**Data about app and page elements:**
##########

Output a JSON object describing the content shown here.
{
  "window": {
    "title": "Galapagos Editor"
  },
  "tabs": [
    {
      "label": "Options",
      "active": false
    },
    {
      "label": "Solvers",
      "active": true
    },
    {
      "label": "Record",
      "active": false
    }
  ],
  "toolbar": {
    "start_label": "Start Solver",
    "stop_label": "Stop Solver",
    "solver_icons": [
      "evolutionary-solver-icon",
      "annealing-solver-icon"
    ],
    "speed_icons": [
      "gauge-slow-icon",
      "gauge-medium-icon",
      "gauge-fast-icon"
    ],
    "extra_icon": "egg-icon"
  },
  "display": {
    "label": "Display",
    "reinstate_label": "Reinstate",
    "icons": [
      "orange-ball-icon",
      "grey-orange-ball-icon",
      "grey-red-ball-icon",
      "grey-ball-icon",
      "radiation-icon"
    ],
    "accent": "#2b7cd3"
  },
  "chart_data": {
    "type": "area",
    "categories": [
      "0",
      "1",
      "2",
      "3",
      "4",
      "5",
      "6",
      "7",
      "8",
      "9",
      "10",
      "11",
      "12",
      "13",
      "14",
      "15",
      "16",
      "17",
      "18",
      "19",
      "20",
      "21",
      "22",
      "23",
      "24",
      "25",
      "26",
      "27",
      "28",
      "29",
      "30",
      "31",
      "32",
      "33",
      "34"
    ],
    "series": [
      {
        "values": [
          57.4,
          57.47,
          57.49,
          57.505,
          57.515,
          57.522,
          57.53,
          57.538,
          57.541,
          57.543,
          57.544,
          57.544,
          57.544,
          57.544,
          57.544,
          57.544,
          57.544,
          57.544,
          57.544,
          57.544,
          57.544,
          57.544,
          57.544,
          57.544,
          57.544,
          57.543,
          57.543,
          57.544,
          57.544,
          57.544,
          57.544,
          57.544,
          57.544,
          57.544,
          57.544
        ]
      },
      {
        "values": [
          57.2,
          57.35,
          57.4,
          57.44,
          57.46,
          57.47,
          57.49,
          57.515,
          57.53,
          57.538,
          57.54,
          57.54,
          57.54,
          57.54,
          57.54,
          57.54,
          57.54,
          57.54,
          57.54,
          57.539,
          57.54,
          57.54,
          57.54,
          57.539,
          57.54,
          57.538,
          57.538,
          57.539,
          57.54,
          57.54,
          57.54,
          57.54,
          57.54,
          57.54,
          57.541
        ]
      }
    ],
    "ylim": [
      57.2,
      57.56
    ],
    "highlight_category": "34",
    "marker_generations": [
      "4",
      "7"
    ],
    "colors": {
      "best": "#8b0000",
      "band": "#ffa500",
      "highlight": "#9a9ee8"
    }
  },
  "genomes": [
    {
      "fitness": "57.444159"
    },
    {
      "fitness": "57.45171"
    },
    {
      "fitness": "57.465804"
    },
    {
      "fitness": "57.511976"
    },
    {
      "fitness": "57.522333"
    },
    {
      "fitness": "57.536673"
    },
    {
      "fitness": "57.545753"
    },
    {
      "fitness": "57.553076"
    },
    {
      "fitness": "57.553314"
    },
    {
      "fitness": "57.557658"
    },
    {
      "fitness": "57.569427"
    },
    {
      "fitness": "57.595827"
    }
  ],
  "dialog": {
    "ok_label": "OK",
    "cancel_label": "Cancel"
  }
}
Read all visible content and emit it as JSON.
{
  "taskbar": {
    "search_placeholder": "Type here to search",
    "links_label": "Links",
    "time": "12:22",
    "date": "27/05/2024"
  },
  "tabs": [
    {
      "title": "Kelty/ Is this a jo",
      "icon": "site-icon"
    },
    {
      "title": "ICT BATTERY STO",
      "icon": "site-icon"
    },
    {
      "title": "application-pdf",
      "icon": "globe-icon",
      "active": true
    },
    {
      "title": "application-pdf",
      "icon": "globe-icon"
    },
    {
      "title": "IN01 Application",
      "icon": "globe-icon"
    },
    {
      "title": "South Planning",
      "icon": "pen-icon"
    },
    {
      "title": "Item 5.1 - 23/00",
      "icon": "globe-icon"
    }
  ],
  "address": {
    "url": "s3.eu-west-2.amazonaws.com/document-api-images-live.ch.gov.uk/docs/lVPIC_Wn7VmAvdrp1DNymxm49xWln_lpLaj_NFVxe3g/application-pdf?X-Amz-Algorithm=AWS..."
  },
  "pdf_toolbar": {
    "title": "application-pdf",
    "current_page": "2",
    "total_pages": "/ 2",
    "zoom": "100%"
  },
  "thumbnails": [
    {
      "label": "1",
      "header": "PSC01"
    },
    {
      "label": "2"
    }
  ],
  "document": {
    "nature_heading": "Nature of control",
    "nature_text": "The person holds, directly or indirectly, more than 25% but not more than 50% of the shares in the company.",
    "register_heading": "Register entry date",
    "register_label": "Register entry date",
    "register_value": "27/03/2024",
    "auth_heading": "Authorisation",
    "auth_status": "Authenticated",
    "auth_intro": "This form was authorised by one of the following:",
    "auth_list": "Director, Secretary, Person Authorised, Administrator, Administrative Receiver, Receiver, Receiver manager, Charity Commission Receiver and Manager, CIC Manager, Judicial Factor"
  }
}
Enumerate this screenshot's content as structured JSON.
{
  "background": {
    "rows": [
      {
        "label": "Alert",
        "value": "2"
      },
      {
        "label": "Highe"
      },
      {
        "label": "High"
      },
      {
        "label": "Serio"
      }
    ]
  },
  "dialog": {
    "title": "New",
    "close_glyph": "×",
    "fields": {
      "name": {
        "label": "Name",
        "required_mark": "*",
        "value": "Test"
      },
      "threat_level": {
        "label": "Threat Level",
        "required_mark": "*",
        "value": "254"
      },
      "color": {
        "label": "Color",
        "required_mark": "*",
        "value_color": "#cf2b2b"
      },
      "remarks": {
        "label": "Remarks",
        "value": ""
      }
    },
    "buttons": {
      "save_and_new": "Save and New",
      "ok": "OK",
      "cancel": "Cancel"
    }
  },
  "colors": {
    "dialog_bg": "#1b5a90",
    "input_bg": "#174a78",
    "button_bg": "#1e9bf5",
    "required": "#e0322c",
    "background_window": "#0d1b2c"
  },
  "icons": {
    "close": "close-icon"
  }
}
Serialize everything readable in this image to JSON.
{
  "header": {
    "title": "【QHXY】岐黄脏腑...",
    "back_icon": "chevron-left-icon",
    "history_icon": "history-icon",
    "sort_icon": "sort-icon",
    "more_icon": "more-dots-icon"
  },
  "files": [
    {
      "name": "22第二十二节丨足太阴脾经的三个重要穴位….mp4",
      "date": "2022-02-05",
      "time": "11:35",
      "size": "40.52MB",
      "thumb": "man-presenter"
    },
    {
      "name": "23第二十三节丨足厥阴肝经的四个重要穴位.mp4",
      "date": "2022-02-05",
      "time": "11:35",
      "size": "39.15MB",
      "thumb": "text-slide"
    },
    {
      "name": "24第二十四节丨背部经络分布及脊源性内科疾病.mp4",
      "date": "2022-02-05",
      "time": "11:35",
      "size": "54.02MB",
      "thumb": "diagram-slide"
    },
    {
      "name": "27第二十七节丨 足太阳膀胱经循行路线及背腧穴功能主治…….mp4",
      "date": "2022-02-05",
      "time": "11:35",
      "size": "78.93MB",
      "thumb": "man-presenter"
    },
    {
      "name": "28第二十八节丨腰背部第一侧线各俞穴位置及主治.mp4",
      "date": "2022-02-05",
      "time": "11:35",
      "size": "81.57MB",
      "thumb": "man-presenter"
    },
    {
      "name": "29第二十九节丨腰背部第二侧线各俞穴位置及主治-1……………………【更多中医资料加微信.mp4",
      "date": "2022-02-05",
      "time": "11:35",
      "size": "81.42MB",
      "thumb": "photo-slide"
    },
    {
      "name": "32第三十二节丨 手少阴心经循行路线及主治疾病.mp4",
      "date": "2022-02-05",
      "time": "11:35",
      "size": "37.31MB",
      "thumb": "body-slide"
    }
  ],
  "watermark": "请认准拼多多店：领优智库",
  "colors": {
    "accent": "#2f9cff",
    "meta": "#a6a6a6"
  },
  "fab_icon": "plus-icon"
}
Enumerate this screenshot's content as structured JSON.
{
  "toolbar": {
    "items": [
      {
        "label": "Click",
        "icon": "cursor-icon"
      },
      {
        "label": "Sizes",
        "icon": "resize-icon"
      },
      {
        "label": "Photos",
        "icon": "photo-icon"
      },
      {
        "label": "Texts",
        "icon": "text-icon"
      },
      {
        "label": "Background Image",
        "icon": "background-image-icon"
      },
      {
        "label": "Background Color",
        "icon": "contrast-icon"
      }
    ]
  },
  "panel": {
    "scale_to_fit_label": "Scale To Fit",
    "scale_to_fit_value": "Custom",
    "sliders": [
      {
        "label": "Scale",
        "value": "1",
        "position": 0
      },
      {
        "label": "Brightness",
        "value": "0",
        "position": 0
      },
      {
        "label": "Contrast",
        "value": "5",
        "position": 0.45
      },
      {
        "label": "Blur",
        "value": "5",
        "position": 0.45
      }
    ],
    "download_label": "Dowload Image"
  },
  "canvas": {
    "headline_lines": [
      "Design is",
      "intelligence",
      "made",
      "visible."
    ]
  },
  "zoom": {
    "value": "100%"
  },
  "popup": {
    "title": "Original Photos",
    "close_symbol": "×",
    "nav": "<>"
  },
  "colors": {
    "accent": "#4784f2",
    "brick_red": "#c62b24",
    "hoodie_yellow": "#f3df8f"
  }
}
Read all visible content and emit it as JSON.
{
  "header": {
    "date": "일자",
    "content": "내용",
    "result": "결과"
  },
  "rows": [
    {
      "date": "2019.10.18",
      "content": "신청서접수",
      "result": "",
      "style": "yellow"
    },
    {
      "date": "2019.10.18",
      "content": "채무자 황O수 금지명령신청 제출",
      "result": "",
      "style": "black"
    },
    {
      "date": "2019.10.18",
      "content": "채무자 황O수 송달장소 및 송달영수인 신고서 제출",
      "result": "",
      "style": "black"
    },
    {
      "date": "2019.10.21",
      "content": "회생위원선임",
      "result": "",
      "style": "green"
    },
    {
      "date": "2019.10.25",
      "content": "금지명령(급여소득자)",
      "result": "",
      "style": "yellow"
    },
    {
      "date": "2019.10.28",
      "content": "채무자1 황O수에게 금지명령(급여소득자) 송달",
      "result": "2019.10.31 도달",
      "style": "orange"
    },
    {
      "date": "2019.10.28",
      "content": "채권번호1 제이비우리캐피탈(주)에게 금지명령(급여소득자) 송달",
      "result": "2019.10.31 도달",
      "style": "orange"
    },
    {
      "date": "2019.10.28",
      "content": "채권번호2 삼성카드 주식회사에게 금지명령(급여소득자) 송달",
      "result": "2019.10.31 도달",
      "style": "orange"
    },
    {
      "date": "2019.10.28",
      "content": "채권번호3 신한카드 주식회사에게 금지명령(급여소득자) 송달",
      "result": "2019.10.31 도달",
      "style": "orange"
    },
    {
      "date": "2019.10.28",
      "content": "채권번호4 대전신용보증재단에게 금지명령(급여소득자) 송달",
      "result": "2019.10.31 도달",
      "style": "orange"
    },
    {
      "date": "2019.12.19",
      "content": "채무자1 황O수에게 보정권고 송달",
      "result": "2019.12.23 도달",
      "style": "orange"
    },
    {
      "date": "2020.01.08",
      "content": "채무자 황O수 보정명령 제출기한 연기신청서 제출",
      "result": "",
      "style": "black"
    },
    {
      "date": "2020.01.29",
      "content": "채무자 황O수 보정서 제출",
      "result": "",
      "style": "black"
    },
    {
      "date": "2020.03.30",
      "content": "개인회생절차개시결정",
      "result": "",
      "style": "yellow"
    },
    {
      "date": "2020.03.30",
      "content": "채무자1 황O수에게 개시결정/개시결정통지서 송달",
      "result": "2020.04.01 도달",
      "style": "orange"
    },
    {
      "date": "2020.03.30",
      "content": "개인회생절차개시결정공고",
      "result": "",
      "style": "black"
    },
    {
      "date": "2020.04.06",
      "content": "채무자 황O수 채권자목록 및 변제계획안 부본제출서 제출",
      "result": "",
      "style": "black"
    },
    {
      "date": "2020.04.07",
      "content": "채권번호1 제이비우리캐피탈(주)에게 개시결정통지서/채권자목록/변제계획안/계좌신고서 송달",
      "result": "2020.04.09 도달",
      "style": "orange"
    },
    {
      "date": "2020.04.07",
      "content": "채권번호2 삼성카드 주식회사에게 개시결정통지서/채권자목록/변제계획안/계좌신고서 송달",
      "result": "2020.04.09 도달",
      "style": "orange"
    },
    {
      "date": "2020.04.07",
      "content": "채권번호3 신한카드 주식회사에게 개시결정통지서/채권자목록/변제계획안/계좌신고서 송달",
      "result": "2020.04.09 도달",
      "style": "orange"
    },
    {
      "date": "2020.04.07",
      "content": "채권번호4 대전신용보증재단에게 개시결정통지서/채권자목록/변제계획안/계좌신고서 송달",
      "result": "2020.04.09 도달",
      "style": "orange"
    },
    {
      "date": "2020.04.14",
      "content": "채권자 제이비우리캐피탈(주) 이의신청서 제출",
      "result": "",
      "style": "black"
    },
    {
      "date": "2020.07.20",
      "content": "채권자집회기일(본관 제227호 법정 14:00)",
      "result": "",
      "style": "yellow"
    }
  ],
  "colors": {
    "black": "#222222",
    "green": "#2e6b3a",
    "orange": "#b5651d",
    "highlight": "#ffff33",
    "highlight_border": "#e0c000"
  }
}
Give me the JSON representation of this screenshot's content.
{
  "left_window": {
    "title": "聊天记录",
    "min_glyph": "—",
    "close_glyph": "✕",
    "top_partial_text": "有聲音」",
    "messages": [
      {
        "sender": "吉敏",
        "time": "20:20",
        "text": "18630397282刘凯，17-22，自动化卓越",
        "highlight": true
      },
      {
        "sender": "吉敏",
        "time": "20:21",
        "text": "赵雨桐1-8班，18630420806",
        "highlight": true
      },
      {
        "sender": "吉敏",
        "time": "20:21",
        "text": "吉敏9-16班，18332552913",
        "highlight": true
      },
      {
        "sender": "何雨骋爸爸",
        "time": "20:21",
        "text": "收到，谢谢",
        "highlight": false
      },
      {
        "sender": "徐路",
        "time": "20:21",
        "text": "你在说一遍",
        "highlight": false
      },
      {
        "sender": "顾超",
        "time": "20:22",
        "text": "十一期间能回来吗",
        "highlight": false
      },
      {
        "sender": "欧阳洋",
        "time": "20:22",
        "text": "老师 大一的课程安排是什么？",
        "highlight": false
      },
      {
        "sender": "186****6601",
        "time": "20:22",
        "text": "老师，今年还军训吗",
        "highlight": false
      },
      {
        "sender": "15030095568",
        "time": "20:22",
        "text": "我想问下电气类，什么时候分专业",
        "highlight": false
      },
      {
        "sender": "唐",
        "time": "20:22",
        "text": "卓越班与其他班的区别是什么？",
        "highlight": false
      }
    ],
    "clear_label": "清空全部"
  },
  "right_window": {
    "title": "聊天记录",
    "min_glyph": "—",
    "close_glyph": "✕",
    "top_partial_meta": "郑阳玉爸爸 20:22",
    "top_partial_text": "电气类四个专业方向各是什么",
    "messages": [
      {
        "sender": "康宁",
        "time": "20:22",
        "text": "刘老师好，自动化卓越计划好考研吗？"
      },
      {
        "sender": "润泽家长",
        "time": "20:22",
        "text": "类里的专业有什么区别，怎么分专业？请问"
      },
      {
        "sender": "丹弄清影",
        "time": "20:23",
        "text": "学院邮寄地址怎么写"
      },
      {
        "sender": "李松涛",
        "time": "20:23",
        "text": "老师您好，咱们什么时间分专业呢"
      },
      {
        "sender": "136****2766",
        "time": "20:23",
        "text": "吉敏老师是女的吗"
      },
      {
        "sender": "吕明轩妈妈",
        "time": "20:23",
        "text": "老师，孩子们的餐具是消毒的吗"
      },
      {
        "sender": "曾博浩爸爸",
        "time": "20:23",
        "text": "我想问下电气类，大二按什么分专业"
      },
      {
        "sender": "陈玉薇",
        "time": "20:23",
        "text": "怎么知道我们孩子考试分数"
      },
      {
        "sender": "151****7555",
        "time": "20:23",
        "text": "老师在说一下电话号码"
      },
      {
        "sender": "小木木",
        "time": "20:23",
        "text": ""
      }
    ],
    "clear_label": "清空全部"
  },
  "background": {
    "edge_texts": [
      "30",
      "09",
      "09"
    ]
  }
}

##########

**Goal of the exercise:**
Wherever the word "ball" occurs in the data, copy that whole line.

**Answer box:**
      "orange-ball-icon",
      "grey-orange-ball-icon",
      "grey-red-ball-icon",
      "grey-ball-icon",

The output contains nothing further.